“Back home, here, in the Campo, I go 5 miles over those mountains and I know every single person that lives there. When someone is sick, we go visit them and spend the day with them. We bring them food. If someone’s family is struggling, we give them work or whatever they need. If someone has a child, we visit them and meet the baby. We all know each other up here. We don’t have a lot, but we enjoy life,” Percio explains.
It’s a cliché we hear repeated in a hundred different ways by a thousand different mediums. We go to a job we hate, work with people we can’t stand, to pay for a house and a lifestyle we can’t afford, so we can drive our brand new car to the job we hate. And repeat. Okay, not all of us feel this way, but you get the idea.
If all our “things” were taken from us – if we were to suddenly find ourselves without – what would really matter? And of course, the answer is people. What matters are the relationships we have with other people.
What happens when the Somos Amigos volunteers venture into the mountains is something like magic. You’re not only stripped of your iPhone and air conditioning when you get on the rickety old bus to the top of the hill. You leave your ego. You leave your self-centered fears. You leave the traffic jams and the PTA meetings and all the little things that grind on your nerves. And when you’re totally focused on helping other people for a week – you know, the thing that God wants most from us – you end up leaving a lot of your character flaws at the bottom of the mountain too.
As a volunteer named Patrick articulated, “Up here, I’m the version of myself that I think most closely resembles what God wants me to be.” And that really is the magic of the mountains. The crazy part is – we all know this stuff!

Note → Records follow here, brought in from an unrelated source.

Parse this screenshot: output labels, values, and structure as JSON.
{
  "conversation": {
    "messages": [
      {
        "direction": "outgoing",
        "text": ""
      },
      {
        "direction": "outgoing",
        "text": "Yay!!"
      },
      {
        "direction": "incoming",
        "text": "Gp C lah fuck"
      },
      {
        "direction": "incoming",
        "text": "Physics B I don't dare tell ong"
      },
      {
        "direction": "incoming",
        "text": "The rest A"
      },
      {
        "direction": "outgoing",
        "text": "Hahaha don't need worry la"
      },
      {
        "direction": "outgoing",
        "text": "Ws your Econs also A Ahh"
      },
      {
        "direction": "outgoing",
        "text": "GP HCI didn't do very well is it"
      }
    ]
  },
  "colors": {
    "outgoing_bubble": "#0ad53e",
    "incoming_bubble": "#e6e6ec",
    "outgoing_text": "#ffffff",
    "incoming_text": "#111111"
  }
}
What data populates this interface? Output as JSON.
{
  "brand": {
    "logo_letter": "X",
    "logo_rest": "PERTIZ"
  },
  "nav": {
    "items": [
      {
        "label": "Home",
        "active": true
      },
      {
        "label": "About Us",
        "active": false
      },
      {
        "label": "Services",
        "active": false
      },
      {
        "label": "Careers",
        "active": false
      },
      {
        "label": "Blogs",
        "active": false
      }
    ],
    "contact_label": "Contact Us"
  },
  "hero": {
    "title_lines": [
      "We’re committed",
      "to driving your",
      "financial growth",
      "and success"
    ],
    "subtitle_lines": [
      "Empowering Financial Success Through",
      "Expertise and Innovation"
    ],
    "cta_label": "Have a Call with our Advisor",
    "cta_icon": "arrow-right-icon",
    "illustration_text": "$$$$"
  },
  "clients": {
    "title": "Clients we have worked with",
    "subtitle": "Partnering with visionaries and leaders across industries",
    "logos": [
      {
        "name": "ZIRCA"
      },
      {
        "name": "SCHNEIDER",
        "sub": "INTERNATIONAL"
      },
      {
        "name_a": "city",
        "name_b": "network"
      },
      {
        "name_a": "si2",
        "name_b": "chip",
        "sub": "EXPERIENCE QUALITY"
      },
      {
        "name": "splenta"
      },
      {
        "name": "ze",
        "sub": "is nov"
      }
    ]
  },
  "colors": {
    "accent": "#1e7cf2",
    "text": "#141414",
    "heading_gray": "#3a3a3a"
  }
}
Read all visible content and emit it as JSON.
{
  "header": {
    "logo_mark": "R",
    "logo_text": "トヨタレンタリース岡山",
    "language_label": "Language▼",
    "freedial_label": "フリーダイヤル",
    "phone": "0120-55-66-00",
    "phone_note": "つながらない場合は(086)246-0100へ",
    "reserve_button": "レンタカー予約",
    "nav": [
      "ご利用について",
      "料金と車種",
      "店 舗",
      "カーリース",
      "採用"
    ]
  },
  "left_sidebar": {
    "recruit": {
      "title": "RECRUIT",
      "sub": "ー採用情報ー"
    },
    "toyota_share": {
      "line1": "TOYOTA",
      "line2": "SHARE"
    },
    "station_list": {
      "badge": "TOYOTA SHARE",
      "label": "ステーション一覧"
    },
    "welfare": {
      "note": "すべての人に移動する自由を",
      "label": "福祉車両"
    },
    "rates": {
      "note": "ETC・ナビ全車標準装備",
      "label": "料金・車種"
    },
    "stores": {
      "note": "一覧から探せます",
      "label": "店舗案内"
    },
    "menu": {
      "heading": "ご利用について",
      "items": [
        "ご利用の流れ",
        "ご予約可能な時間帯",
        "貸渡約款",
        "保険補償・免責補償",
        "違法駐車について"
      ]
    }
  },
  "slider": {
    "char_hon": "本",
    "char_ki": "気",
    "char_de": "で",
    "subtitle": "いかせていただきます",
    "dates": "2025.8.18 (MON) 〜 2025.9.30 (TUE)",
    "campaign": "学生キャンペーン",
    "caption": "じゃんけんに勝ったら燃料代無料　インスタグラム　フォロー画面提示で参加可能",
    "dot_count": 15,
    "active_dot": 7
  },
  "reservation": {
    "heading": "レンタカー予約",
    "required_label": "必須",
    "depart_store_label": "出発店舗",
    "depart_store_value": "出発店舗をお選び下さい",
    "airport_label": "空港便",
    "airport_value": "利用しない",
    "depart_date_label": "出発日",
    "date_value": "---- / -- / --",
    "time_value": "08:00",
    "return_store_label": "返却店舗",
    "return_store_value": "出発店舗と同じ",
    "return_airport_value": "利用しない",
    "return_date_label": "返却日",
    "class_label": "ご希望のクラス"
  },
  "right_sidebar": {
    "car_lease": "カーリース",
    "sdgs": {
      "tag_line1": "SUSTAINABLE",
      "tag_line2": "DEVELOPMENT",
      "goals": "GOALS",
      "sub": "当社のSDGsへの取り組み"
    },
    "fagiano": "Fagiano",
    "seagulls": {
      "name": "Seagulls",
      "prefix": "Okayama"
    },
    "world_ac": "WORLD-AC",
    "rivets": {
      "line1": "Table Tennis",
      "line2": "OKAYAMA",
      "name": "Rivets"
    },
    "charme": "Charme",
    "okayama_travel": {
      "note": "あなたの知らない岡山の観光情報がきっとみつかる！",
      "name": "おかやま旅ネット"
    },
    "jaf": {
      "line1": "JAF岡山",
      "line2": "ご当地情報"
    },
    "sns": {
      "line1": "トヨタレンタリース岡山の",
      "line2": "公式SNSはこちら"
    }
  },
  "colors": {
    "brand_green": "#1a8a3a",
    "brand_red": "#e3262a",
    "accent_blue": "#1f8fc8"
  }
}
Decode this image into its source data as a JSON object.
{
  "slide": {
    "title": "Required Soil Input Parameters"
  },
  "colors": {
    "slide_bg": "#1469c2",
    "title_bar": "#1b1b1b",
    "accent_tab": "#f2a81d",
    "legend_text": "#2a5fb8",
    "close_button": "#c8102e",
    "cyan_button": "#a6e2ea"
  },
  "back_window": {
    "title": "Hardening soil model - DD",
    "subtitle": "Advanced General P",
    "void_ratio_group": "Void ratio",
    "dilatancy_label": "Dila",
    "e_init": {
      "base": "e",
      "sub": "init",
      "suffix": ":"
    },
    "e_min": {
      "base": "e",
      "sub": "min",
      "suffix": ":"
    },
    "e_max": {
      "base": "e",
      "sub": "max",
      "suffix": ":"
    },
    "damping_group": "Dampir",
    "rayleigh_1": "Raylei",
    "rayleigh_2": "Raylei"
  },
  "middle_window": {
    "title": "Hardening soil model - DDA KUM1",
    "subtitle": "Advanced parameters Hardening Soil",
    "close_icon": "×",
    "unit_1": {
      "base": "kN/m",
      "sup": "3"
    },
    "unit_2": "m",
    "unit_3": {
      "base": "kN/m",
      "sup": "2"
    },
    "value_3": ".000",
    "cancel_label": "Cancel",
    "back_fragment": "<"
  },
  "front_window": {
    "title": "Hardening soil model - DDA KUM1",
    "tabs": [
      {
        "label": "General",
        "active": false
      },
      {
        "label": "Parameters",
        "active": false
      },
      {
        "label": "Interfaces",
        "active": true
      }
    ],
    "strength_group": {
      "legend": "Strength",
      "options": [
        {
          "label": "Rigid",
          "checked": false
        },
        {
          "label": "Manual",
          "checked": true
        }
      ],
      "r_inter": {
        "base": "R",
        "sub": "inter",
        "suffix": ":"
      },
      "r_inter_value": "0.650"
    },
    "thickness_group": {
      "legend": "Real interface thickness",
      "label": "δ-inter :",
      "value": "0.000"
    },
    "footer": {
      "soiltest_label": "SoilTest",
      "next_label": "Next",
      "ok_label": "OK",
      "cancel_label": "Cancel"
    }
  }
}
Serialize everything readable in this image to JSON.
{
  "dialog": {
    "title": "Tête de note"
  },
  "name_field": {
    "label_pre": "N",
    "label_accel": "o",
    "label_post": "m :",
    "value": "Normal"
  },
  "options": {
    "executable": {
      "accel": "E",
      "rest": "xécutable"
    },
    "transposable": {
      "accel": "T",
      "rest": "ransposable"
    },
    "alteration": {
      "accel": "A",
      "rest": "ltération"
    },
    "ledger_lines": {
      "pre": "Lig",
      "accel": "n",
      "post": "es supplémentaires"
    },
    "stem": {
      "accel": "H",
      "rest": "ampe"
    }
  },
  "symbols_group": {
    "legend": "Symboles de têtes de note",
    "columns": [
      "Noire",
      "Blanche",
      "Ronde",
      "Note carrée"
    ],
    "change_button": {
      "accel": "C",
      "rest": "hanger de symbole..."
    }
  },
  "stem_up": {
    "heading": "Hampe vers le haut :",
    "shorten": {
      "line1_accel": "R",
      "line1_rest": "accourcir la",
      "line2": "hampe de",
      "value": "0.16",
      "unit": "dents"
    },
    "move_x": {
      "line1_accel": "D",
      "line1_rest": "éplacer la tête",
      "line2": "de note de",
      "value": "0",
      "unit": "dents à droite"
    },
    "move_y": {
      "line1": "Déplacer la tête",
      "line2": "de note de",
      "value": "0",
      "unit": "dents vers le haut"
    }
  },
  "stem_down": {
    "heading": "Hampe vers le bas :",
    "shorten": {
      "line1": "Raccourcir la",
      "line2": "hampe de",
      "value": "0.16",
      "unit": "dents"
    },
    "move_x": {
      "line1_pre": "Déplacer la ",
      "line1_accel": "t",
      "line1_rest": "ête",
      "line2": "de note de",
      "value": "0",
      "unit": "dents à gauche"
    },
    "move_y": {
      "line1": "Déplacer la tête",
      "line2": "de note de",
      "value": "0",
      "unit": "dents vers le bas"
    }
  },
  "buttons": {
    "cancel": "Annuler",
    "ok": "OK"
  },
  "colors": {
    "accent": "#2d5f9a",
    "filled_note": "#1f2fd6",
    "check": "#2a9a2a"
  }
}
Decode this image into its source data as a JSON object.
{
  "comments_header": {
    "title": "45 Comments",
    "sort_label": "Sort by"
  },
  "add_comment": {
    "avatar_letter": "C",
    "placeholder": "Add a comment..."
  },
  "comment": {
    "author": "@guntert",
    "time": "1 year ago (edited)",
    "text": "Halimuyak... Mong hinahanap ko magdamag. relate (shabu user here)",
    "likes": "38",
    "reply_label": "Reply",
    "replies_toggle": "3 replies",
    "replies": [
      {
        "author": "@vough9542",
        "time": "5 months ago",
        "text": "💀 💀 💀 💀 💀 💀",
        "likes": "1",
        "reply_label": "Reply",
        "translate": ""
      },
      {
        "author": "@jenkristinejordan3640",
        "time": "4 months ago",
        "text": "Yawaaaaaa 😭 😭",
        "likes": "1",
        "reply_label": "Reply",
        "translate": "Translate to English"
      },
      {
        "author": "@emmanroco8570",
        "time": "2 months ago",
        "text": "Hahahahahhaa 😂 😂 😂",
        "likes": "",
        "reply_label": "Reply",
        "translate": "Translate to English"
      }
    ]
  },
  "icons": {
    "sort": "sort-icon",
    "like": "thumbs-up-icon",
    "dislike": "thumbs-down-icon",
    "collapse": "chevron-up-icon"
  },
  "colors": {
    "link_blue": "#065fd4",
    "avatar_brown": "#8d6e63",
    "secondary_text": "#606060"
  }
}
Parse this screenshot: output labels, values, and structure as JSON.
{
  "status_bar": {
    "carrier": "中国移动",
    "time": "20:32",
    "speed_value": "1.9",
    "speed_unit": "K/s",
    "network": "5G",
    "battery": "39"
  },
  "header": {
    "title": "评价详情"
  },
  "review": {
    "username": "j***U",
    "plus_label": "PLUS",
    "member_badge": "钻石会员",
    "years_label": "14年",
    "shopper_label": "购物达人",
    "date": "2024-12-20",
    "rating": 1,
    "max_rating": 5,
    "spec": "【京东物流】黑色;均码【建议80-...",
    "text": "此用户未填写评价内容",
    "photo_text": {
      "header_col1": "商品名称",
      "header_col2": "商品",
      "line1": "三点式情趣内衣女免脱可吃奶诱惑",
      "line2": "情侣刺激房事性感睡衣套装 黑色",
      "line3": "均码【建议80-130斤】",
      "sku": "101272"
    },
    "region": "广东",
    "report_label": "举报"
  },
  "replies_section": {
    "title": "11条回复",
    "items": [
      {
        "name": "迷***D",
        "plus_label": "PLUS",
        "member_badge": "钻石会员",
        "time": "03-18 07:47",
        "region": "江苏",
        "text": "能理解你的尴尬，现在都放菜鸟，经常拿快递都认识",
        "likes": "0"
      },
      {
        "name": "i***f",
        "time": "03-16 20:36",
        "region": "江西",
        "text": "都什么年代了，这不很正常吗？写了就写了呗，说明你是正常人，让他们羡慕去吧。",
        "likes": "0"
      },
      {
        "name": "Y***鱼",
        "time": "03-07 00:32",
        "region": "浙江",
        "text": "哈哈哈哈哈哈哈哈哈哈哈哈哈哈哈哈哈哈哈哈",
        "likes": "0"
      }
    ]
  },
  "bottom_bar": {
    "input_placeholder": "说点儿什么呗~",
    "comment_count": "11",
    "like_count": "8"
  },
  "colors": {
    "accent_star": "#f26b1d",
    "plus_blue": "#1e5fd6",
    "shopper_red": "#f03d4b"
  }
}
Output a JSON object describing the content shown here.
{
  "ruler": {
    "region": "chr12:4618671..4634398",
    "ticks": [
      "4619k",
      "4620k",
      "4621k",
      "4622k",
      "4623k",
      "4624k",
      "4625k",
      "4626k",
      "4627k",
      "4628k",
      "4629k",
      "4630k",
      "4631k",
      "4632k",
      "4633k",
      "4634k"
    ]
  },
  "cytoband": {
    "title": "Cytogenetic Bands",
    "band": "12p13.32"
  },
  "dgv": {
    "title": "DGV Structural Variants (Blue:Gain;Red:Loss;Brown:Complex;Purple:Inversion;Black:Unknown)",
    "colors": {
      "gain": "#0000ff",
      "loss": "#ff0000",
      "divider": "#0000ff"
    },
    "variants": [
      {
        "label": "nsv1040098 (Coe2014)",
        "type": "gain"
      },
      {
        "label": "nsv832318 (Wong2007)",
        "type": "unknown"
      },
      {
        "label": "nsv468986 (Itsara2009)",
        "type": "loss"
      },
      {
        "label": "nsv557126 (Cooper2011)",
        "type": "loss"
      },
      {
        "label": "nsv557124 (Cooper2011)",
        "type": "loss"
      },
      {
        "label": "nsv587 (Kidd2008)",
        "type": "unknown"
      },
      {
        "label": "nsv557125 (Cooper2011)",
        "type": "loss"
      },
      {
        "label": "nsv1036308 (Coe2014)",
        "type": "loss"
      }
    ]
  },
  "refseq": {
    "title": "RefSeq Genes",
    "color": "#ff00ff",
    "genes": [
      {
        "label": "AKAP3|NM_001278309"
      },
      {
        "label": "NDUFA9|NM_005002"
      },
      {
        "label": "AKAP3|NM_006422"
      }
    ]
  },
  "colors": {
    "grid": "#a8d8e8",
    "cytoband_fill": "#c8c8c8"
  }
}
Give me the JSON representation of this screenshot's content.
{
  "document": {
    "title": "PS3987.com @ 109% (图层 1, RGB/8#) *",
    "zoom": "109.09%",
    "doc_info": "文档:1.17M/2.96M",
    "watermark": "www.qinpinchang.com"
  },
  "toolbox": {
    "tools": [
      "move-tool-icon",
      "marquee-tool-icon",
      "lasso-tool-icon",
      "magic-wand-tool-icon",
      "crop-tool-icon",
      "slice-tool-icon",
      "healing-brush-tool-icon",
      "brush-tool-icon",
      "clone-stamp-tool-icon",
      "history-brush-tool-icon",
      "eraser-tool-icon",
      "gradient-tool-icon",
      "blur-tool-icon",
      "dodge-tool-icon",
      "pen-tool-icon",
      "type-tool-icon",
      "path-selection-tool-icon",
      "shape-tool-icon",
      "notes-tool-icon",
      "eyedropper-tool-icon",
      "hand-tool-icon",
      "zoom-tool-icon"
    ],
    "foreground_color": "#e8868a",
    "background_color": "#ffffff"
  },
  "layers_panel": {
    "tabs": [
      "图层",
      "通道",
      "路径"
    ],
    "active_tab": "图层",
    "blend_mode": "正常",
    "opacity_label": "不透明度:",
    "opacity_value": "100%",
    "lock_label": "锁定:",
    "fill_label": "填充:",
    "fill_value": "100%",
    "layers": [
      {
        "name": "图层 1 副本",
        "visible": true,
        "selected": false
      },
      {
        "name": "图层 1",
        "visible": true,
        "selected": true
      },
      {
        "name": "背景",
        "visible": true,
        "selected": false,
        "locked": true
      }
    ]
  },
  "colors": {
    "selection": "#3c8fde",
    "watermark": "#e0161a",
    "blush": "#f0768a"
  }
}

We know what happens when we get outside of ourselves and do something for another person. We know that feeling when we’re being altruistic. When we put a smile on someone’s face – when we take away another’s pain – and when we’re there to listen to a friend in a time of grave need – we reap the spiritual benefits of these action, and yet… And yet the world gets in our way.
We have to get the kids to soccer practice on time, so, of course we cut that guy off. And that guy looked like my sister’s ex-boyfriend and he was a dirtbag, and so that guy’s probably one too. And there’s no time to eat so we’re going through the drive-thr… and now who’s calling me? What does she want??!!! Oh, it’s my neighbor telling me that the guy from down the street got picked up by the cops yesterday and we were right to suspect him of whatever absurd personality disorder that Oprah was hocking this week…
If your inner monologue sounds anything like this, you know that getting caught up in the thick of thin things is the most passive and justified way we cut ourselves off from God’s love. If spending time in the mountains taught me anything, it was that relationships are all that matter in the physical world. Because it’s not a matter of ‘if’…. One day, everything worldly will be taken from us, and we go to meet our Judge, we better all be friends.